A career-spanning story collection from Tabucchi (1943-2012; For Isabel: A Mandala, 2017, etc.) exploring the liminal spaces between dream and waking, fact and fiction.
All but one of the 22 stories here have appeared in earlier books, and taken together they make for a substantive overview of the obsessions that marked Tabucchi's work. “The Reversal Game” and “Night, Sea, or Distance,” both set in Portugal, evoke his admiration for Fernando Pessoa, particularly his interest in the slippery melancholy state of "saudade." “Clouds” and “The Flying Creatures of Fra Angelico” are elliptical evocations of the subconscious; in the latter story, a monk’s vision of a trio of insectlike beings can be read as magical realism or a hallucination of a cloistered mind. “Cinema” is a noir satire about two movie actors who attempt to turn their roles as World War II resistance fighters into reality. “The phrase that follows this is false…” and “Little Gatsby” are arch metafictions that weave the author himself into the story. At once modern (fragmentary, interior rhetoric) and postmodern (satirical, suspect of narrative), Tabucchi possessed a lively and inimitable sensibility; “imagination gave him a reality so alive that it seemed more real than the reality he was living,” he writes of one character, a notion that guides many of these stories. Not all of these high-concept stories succeed; some are overly digressive, and Tabucchi has a habit of introducing a stray memory or reverie in a story the way a hack crime writer introduces a thug with a gun. But in magical stories like “Clouds” and “Letter from Casablanca,” he creates somber vignettes that are playful in structure and imagination.

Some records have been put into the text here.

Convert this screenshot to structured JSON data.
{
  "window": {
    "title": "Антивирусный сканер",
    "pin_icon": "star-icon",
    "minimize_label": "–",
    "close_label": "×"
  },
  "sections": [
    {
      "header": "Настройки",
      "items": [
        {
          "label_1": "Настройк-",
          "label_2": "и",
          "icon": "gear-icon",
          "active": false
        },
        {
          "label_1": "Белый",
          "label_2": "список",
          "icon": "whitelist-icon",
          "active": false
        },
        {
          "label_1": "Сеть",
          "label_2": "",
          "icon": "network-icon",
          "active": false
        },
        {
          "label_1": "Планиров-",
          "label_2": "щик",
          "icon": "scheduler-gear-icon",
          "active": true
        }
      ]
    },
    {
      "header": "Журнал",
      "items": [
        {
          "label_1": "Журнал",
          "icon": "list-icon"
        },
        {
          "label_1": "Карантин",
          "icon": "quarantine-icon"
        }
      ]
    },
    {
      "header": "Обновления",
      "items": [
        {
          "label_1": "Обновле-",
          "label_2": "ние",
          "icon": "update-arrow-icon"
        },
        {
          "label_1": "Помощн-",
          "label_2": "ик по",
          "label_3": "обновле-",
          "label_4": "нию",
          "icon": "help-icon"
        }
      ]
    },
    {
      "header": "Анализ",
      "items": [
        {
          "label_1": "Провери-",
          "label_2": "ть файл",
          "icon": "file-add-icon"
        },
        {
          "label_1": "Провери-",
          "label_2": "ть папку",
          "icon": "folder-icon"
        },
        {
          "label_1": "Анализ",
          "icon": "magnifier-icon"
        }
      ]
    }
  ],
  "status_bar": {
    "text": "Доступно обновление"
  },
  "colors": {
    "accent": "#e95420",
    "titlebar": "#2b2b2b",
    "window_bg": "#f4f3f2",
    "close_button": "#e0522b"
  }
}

The latter is narrated by a man who discovers his capacity to impersonate a woman singer, a fulfillment of Tabucchi’s feeling that we can inhabit any environment, however foreign, if we pay close enough attention.
A fine tribute to a writer defined by his singular command of mood and mystery.